The Netherlands instituted direct rule in the Asahan Sultanate in North Sumatra and drove the Sultan to Riau.

New forestry laws and regulations are introduced.

1866 AD
The mandatory planting of tobacco is ended.
The Dutch East Indies instituted direct rule on Sumba.

1867 AD
Mount Merapi erupts near Yogyakarta; 1,000 people died.

"Responsibility Act" requires that the Netherlands Indies finances be separated from the Dutch finances.
The Dutch East Indies Ministry of Education was formed.

1868 AD
The Dutch tightened their authority over Bengkulu.

1869 AD
One third of the inhabitants of Savu died of smallpox.

Aceh requested protection from the Ottoman Empire.

Deli Maatschappij was founded by private investors.

1870 AD
The Minahasa region was placed under direct Dutch government.

The Sugar Law began a period of agricultural renewal.

The disease struck coffee plants in Java.
Regular steamship service to the Netherlands via the Suez Canal was opened.

1871 AD
The Agrarian Law, Agrarische Wet, promotes the privatization of agriculture, and begins to cancel various forced cultivation practices.

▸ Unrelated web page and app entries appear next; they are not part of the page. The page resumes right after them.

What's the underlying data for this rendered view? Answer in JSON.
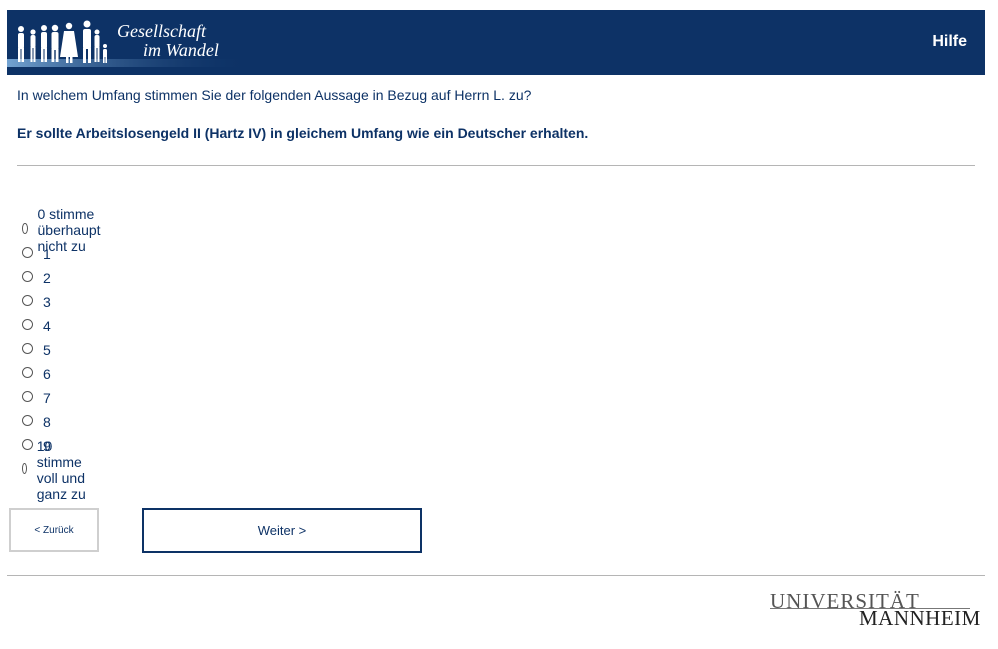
{
  "header": {
    "logo_line1": "Gesellschaft",
    "logo_line2": "im Wandel",
    "help_label": "Hilfe"
  },
  "question": {
    "text": "In welchem Umfang stimmen Sie der folgenden Aussage in Bezug auf Herrn L. zu?",
    "statement": "Er sollte Arbeitslosengeld II (Hartz IV) in gleichem Umfang wie ein Deutscher erhalten."
  },
  "options": [
    "0 stimme überhaupt nicht zu",
    "1",
    "2",
    "3",
    "4",
    "5",
    "6",
    "7",
    "8",
    "9",
    "10 stimme voll und ganz zu"
  ],
  "nav": {
    "back_label": "< Zurück",
    "next_label": "Weiter >"
  },
  "footer": {
    "logo_top": "UNIVERSITÄT",
    "logo_bottom": "MANNHEIM"
  },
  "colors": {
    "brand": "#0d3266"
  }
}
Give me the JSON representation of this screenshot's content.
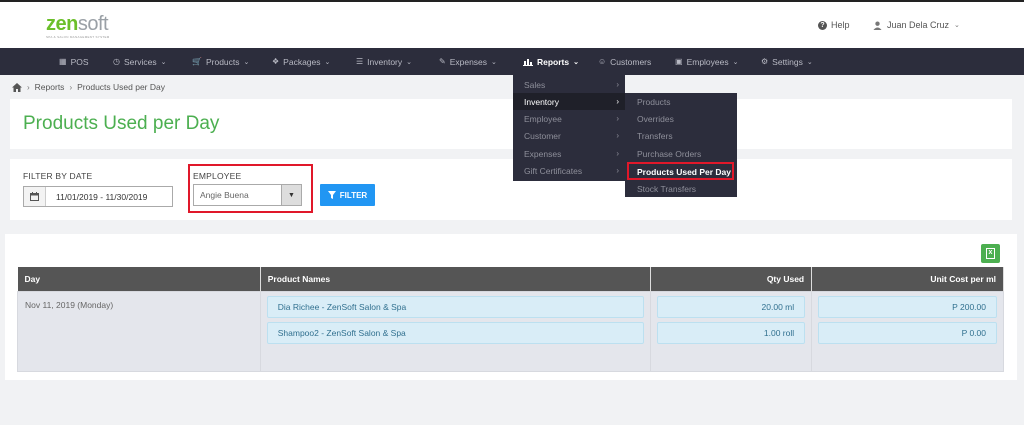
{
  "brand": {
    "name_part1": "zen",
    "name_part2": "soft",
    "tagline": "SPA & SALON MANAGEMENT SYSTEM",
    "accent": "#6bbf2a"
  },
  "header": {
    "help_label": "Help",
    "user_name": "Juan Dela Cruz"
  },
  "nav": {
    "items": [
      {
        "label": "POS",
        "icon": "grid-icon"
      },
      {
        "label": "Services",
        "icon": "clock-icon"
      },
      {
        "label": "Products",
        "icon": "cart-icon"
      },
      {
        "label": "Packages",
        "icon": "tags-icon"
      },
      {
        "label": "Inventory",
        "icon": "list-icon"
      },
      {
        "label": "Expenses",
        "icon": "edit-icon"
      },
      {
        "label": "Reports",
        "icon": "bar-chart-icon"
      },
      {
        "label": "Customers",
        "icon": "users-icon"
      },
      {
        "label": "Employees",
        "icon": "briefcase-icon"
      },
      {
        "label": "Settings",
        "icon": "cog-icon"
      }
    ],
    "active": "Reports"
  },
  "breadcrumb": {
    "items": [
      "Reports",
      "Products Used per Day"
    ]
  },
  "page": {
    "title": "Products Used per Day"
  },
  "filters": {
    "date_label": "FILTER BY DATE",
    "date_range": "11/01/2019 - 11/30/2019",
    "employee_label": "EMPLOYEE",
    "employee_value": "Angie Buena",
    "filter_button": "FILTER"
  },
  "table": {
    "headers": [
      "Day",
      "Product Names",
      "Qty Used",
      "Unit Cost per ml"
    ],
    "rows": [
      {
        "day": "Nov 11, 2019 (Monday)",
        "products": [
          {
            "name": "Dia Richee - ZenSoft Salon & Spa",
            "qty": "20.00 ml",
            "cost": "P 200.00"
          },
          {
            "name": "Shampoo2 - ZenSoft Salon & Spa",
            "qty": "1.00 roll",
            "cost": "P 0.00"
          }
        ]
      }
    ]
  },
  "reports_menu": {
    "items": [
      "Sales",
      "Inventory",
      "Employee",
      "Customer",
      "Expenses",
      "Gift Certificates"
    ],
    "active": "Inventory"
  },
  "inventory_submenu": {
    "items": [
      "Products",
      "Overrides",
      "Transfers",
      "Purchase Orders",
      "Products Used Per Day",
      "Stock Transfers"
    ],
    "highlighted": "Products Used Per Day"
  }
}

This law was issued by the Dutch East Indies colonial government as a follow-up to the victory of the Liberal party in the Netherlands, as well as replacing the politics of forced cultivation (Cultuur Stelsel) with Dutch businessmen investment. In its implementation Agrarische Wet supported the establishment of large Dutch plantations in the Dutch East Indies, so that it could be called an effort to attract private capital to the Dutch East Indies.

The smallpox epidemic killed 18,000 people in Bali.
Telegraph cables are installed from Banyuwangi, Java to Australia.

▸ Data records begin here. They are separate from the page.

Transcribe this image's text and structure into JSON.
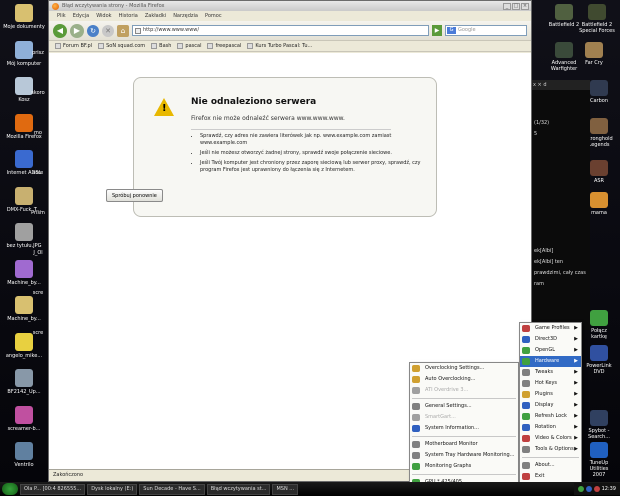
{
  "desktop": {
    "left_icons": [
      {
        "label": "Moje dokumenty",
        "color": "#d8c070"
      },
      {
        "label": "Mój komputer",
        "color": "#8fb0d8"
      },
      {
        "label": "Kosz",
        "color": "#b8c8d8"
      },
      {
        "label": "Mozilla Firefox",
        "color": "#e06a10"
      },
      {
        "label": "Internet ADSL",
        "color": "#3a6ad0"
      },
      {
        "label": "DMX-Fuck_T...",
        "color": "#c8b070"
      },
      {
        "label": "bez tytułu.JPG",
        "color": "#a0a0a0"
      },
      {
        "label": "Machine_by...",
        "color": "#a06ad0"
      },
      {
        "label": "Machine_by...",
        "color": "#d8c070"
      },
      {
        "label": "angelo_mike...",
        "color": "#e8d040"
      },
      {
        "label": "BF2142_Up...",
        "color": "#8898a8"
      },
      {
        "label": "screamer-b...",
        "color": "#c050a0"
      },
      {
        "label": "Ventrilo",
        "color": "#6080a0"
      }
    ],
    "left_icons_col2": [
      "prisz",
      "skoro",
      "mo",
      "scre",
      "Prism",
      "J_Ol",
      "scre",
      "scre"
    ],
    "right_icons": [
      {
        "label": "Battlefield 2",
        "color": "#506040"
      },
      {
        "label": "Battlefield 2 Special Forces",
        "color": "#404a30"
      },
      {
        "label": "Advanced Warfighter",
        "color": "#3a4a3a"
      },
      {
        "label": "Far Cry",
        "color": "#a08050"
      },
      {
        "label": "Carbon",
        "color": "#303a50"
      },
      {
        "label": "Stronghold Legends",
        "color": "#806040"
      },
      {
        "label": "ASR",
        "color": "#6a4030"
      },
      {
        "label": "mama",
        "color": "#d89030"
      },
      {
        "label": "Połącz kartkę",
        "color": "#40a040"
      },
      {
        "label": "PowerLink DVD",
        "color": "#3050a0"
      },
      {
        "label": "Spybot - Search...",
        "color": "#304060"
      },
      {
        "label": "TuneUp Utilities 2007",
        "color": "#2060c0"
      }
    ]
  },
  "firefox": {
    "title": "Błąd wczytywania strony - Mozilla Firefox",
    "menu": [
      "Plik",
      "Edycja",
      "Widok",
      "Historia",
      "Zakładki",
      "Narzędzia",
      "Pomoc"
    ],
    "url": "http://www.www.www/",
    "search_placeholder": "Google",
    "bookmarks": [
      "Forum BF.pl",
      "SoN squad.com",
      "Bash",
      "pascal",
      "freepascal",
      "Kurs Turbo Pascal: Tu..."
    ],
    "status": "Zakończono",
    "error": {
      "title": "Nie odnaleziono serwera",
      "description": "Firefox nie może odnaleźć serwera www.www.www.",
      "bullets": [
        "Sprawdź, czy adres nie zawiera literówek jak np. www.example.com zamiast www.example.com",
        "Jeśli nie możesz otworzyć żadnej strony, sprawdź swoje połączenie sieciowe.",
        "Jeśli Twój komputer jest chroniony przez zaporę sieciową lub serwer proxy, sprawdź, czy program Firefox jest uprawniony do łączenia się z Internetem."
      ],
      "retry_label": "Spróbuj ponownie"
    }
  },
  "darkapp": {
    "lines": [
      "(1/32)",
      "5",
      "ek[Albi]",
      "ek[Albi] ten",
      "prawdzimi, cały czas",
      "ram"
    ]
  },
  "tray_menu": {
    "items": [
      {
        "label": "Game Profiles",
        "arrow": true,
        "color": "#c04040"
      },
      {
        "label": "Direct3D",
        "arrow": true,
        "color": "#3060c0"
      },
      {
        "label": "OpenGL",
        "arrow": true,
        "color": "#40a040"
      },
      {
        "label": "Hardware",
        "arrow": true,
        "color": "#40a040",
        "highlight": true
      },
      {
        "label": "Tweaks",
        "arrow": true,
        "color": "#808080"
      },
      {
        "label": "Hot Keys",
        "arrow": true,
        "color": "#808080"
      },
      {
        "label": "Plugins",
        "arrow": true,
        "color": "#d0a030"
      },
      {
        "label": "Display",
        "arrow": true,
        "color": "#3060c0"
      },
      {
        "label": "Refresh Lock",
        "arrow": true,
        "color": "#40a040"
      },
      {
        "label": "Rotation",
        "arrow": true,
        "color": "#3060c0"
      },
      {
        "label": "Video & Colors",
        "arrow": true,
        "color": "#c04040"
      },
      {
        "label": "Tools & Options",
        "arrow": true,
        "color": "#808080"
      },
      {
        "label": "About...",
        "arrow": false,
        "color": "#808080"
      },
      {
        "label": "Exit",
        "arrow": false,
        "color": "#c04040"
      }
    ]
  },
  "hardware_submenu": {
    "items": [
      {
        "label": "Overclocking Settings...",
        "color": "#d0a030",
        "disabled": false
      },
      {
        "label": "Auto Overclocking...",
        "color": "#d0a030",
        "disabled": false
      },
      {
        "label": "ATI Overdrive 3...",
        "color": "#a0a0a0",
        "disabled": true
      },
      {
        "sep": true
      },
      {
        "label": "General Settings...",
        "color": "#808080",
        "disabled": false
      },
      {
        "label": "SmartGart...",
        "color": "#a0a0a0",
        "disabled": true
      },
      {
        "label": "System Information...",
        "color": "#3060c0",
        "disabled": false
      },
      {
        "sep": true
      },
      {
        "label": "Motherboard Monitor",
        "color": "#808080",
        "disabled": false
      },
      {
        "label": "System Tray Hardware Monitoring...",
        "color": "#808080",
        "disabled": false
      },
      {
        "label": "Monitoring Graphs",
        "color": "#40a040",
        "disabled": false
      },
      {
        "sep": true
      },
      {
        "label": "GPU * 425/405",
        "color": "#40a040",
        "disabled": false
      },
      {
        "label": "System * 398/144",
        "color": "#40a040",
        "disabled": false
      }
    ]
  },
  "taskbar": {
    "items": [
      "Ola P... [00:4 826555...",
      "Dysk lokalny (E:)",
      "Sun Decade - Have S...",
      "Błąd wczytywania st...",
      "MSN ..."
    ],
    "clock": "12:39"
  }
}
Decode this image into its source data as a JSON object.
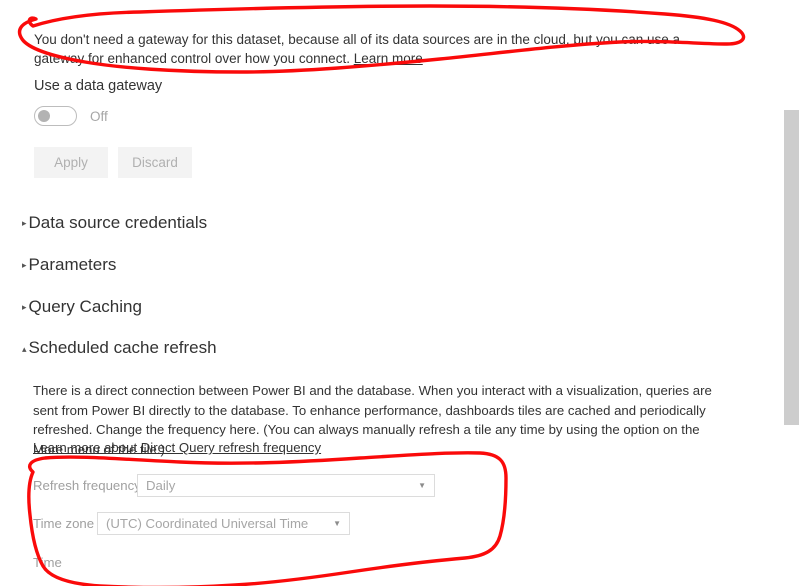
{
  "gateway": {
    "notice_text": "You don't need a gateway for this dataset, because all of its data sources are in the cloud, but you can use a gateway for enhanced control over how you connect. ",
    "notice_link": "Learn more",
    "toggle_label": "Use a data gateway",
    "toggle_state": "Off",
    "apply_label": "Apply",
    "discard_label": "Discard"
  },
  "sections": [
    {
      "id": "data-source-credentials",
      "label": "Data source credentials",
      "expanded": false,
      "caret": "▸"
    },
    {
      "id": "parameters",
      "label": "Parameters",
      "expanded": false,
      "caret": "▸"
    },
    {
      "id": "query-caching",
      "label": "Query Caching",
      "expanded": false,
      "caret": "▸"
    },
    {
      "id": "scheduled-cache-refresh",
      "label": "Scheduled cache refresh",
      "expanded": true,
      "caret": "▴"
    }
  ],
  "scheduled_cache_refresh": {
    "description": "There is a direct connection between Power BI and the database. When you interact with a visualization, queries are sent from Power BI directly to the database. To enhance performance, dashboards tiles are cached and periodically refreshed. Change the frequency here. (You can always manually refresh a tile any time by using the option on the More menu of the tile.)",
    "link": "Learn more about Direct Query refresh frequency",
    "fields": {
      "refresh_frequency_label": "Refresh frequency",
      "refresh_frequency_value": "Daily",
      "time_zone_label": "Time zone",
      "time_zone_value": "(UTC) Coordinated Universal Time",
      "time_label": "Time"
    }
  },
  "annotations": {
    "color": "#fa0a0a",
    "shapes": [
      {
        "name": "annotation-ellipse-gateway-notice"
      },
      {
        "name": "annotation-ellipse-refresh-settings"
      }
    ]
  },
  "icons": {
    "caret_collapsed": "▸",
    "caret_expanded": "▴",
    "dropdown_caret": "▼"
  }
}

November, Sumatra Treaty between Britain and the Netherlands: the Netherlands gives the Golden Coast to the British; The Netherlands can send contract workers from India to Dutch Guiana (now: Suriname); The Netherlands are free to act in Sumatra, the United Kingdom and the Netherlands have trade rights in Aceh. As a result of this agreement: there were no more objections to Dutch efforts to conquer Aceh.

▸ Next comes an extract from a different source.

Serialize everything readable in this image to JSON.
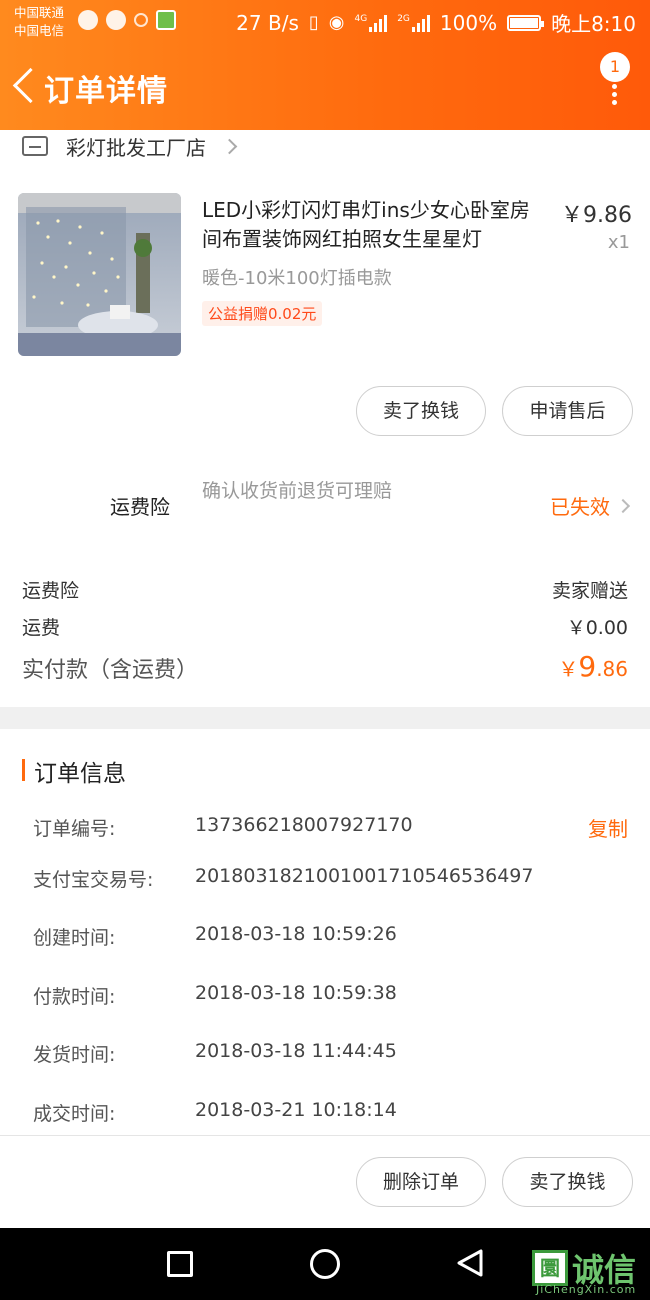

1872 AD
The Batak War began in northern Sumatra, lasting until 1895.

Map of the Dutch East Indies war

1873 AD
On January 25, the envoy from Aceh held talks with the American consul in Singapore, but Washington refused to provide US assistance. The Netherlands answered with war.
On March 26, the Aceh War broke out. The Netherlands bombed Banda Aceh.

On April 8, the Dutch landed their forces in Banda Aceh.

Sultan Kutai signed an agreement recognizing the Dutch.

Assam tea plants from India were introduced to replace tea plants from China, the results of which are disappointing.

The first railroad was built in Java.

1874 AD
On January 24, Aceh Fighters left Banda Aceh and withdrew to the hills. The Netherlands announces that the Sultanate of Aceh has ended.

Sultan Mahmud Syah from Aceh died in the forest; Sultan Ibrahim Mansur Syah led the empire in the hills until 1907. Teuku Umar, an Aceh aristocrat, led the Acehnese forces.

Dutch expedition to Flores.
The Netherlands sends a messenger to the Aru Islands.

1875 AD
The Dutch East Indies, Australia and Germany established a border between their claims in New Guinea.

1876 ​​AD
MT rubber plantations were introduced in Java.
Baba Hassan led a rebellion in Halmahera.

1877 AD
The establishment of the North Sumatra Langkat Sultanate

1899 AD - 1942 AD
National Awakening

Source: http://en.wikipedia.org/wiki/History_Nusantara_%281800-1942%29 and various sources

Arabic Culture Turns Inheritance from Christian Religious Culture